After protesters stormed the Michigan Capitol Building with assault weapons, the policy allowing firearms to be openly carried in the capitol are being reevaluated.
LANSING, MI — At the end of April, armed gunmen stormed the Michigan Capitol Building, demanded to be let in to the House chambers and were rebuffed by police. Meanwhile, fearing the worst, legislators came to work in bulletproof vests.
This nightmare-sounding event was a planned protest. Those gunmen were referred to as the envent’s ‘security’ by protest organizers, The ‘Gander reported.
This whole wild ordeal has the Capitol Building looking at changing policies that allowed assault rifles inside the building.
The Detroit Free Press reported the Michigan Capitol Commission reconsidering policies that have permitted open carry in the building. The national attention the protests garnered has the six-member Commission seeking legal advice and assessing its options.
The protest’s use of firearms has even been divisive among gun advocates and conservatives.
“We do not like seeing guns brought into the building — loaded guns — and I’m a Second Amendment advocate,” said Republican Vice-Chair of the Commission, John Truscott, to WILS. “It’s the rule of law that will dictate what happens here.”
Truscott encouraged Michigan’s Legislature, which by and large enacted policies the protesters demanded while they occupied the building, to make the prohibition of loaded firearms inside the Capitol Building a matter of law.
That’s extremely unlikely. House Speaker Lee Chatfield (R-Levering) told Michigan Information & Research Service Monday that he is against any effort to prevent firearms from being carried into the Michigan Capitol Building.
Truscott also noted that the Capitol Building has seen its fair share of Second Amendment protesters in the past, and they have historically been respectful. But following Thursday’s display, open carry inside the building ought to be reevaluated.

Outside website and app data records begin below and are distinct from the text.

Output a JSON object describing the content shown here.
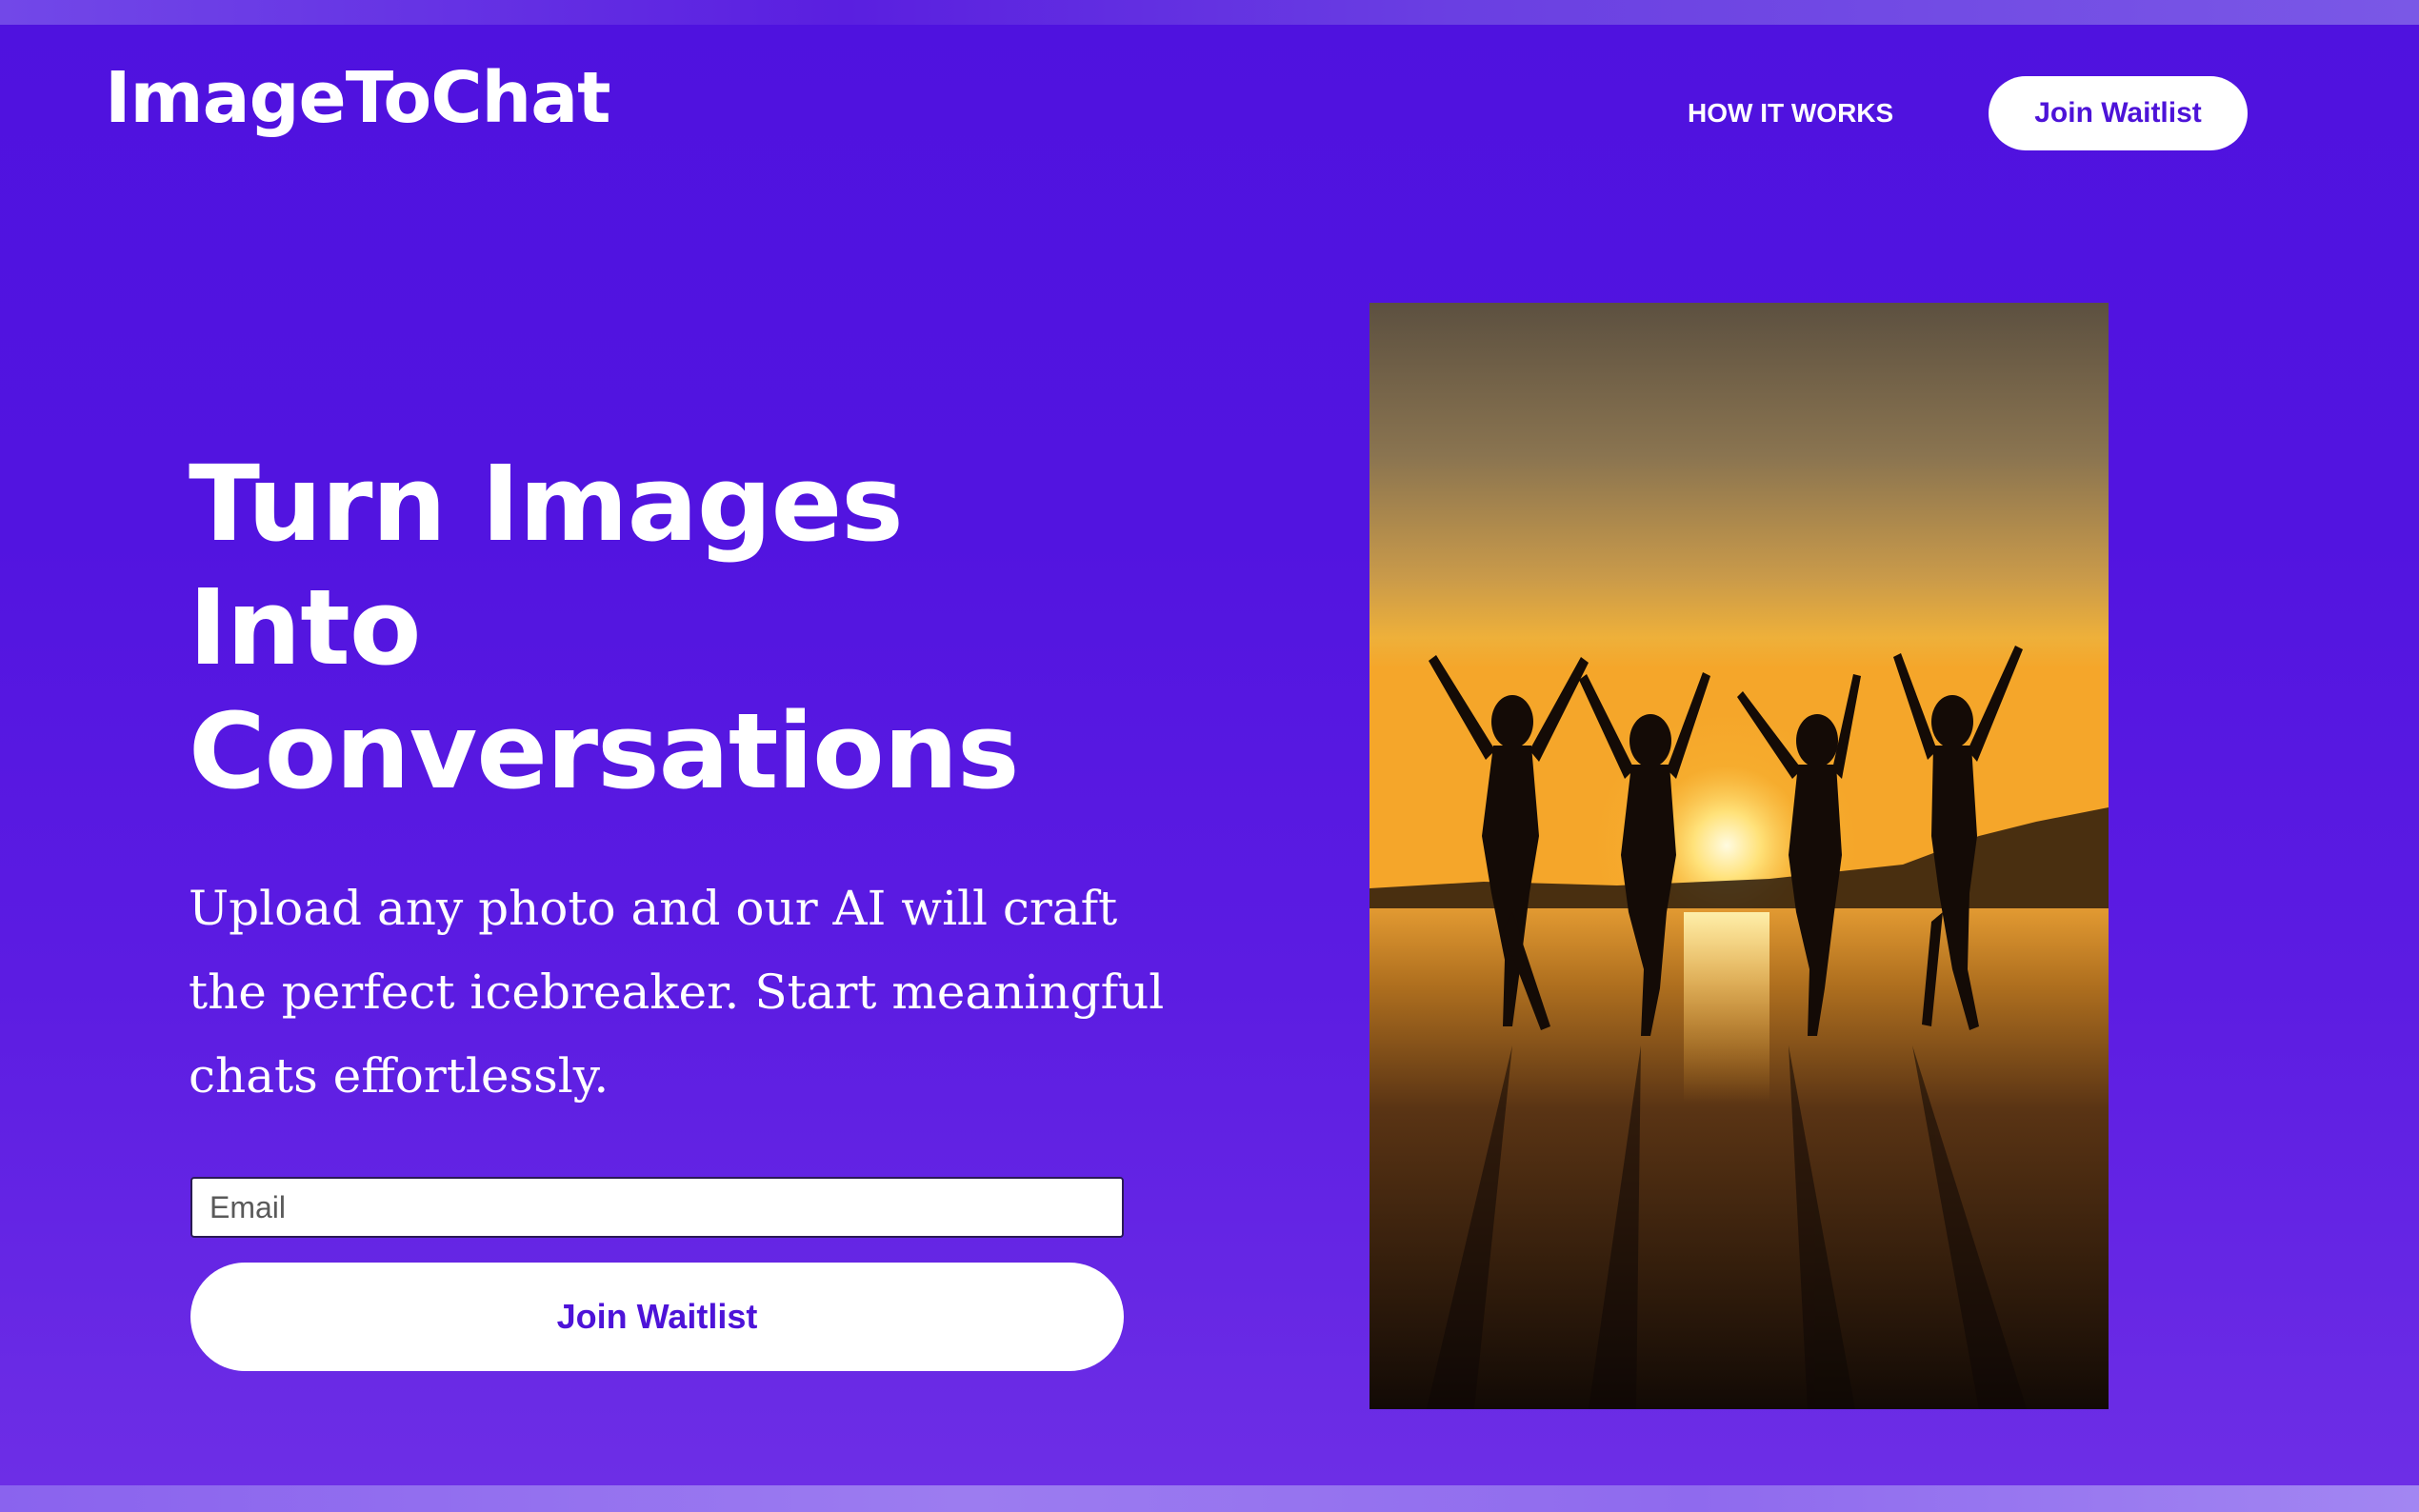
{
  "app": {
    "logo": "ImageToChat"
  },
  "nav": {
    "how_it_works": "HOW IT WORKS",
    "join_waitlist": "Join Waitlist"
  },
  "hero": {
    "headline_lines": [
      "Turn Images",
      "Into",
      "Conversations"
    ],
    "subtext_lines": [
      "Upload any photo and our AI will craft",
      "the perfect icebreaker. Start meaningful",
      "chats effortlessly."
    ],
    "email_placeholder": "Email",
    "email_value": "",
    "cta_label": "Join Waitlist"
  },
  "image": {
    "alt": "Four silhouetted women jumping on a beach at sunset",
    "alt_text_shown": false
  },
  "colors": {
    "brand_purple": "#5214e0",
    "button_text": "#4d13d8",
    "white": "#ffffff"
  }
}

Truscott isn’t the only conservative voice expressing alarm at the protesters in Lansing. Fox host Sean Hannity called these armed protests dangerous.
“This, with the militia look here, and these long guns, uh… no. Show of force is dangerous. That puts our police at risk,” Hannity said. “And by the way, your message will never be heard, whoever you people are.”
Protests had other disturbing imagery, including placards calling for the hanging of Gov. Gretchen Whitmer, racist iconography and protesters evoking the image of the terrorist protagonist of the 2005 film V for Vendetta who, notably, blew up a legislative building at the end of the film.
State police downplayed the event at the time, saying the protest was just people loudly venting their frustrations.
“There’s always a risk, but we were prepared for it,” Lt. Brian Oleksyk told the Free Press. “People are allowed to exercise their right to freedom of speech and their right to open carry. We always kept an eye on it.”
But as activists told The ‘Gander, had it been protesters of color venting frustrations it is highly unlikely things would’ve ended so peacefully.
“I don’t think that protesters [of color] would’ve been met with just Sheriff’s deputies and state troopers standing in masks, I think it would’ve been the riot guards,” Alisa Parker, activist and co-founder of Michigan-based ANP Consulting told The ‘Gander. “I think there’d have been tear gas or some other form of crowd control used before they even got to the capitol.”
Parker, and others, noted that the Capitol Building prohibits signs that might be used as weapons, but not actual assault weapons, in a strange preference of implicit and potentially violent intimidation over the right to peacefully air grievances.
“I don’t think it’s at all surprising, but it’s just another reminder that there’s definitely a difference when it comes to race,” Parker told The ‘Gander.
Michigan’s Capitol Building doesn’t even have metal detectors. Bridge notes that when it temporarily did in 1999, protesters felt they were discriminated against by being subjected to security screenings.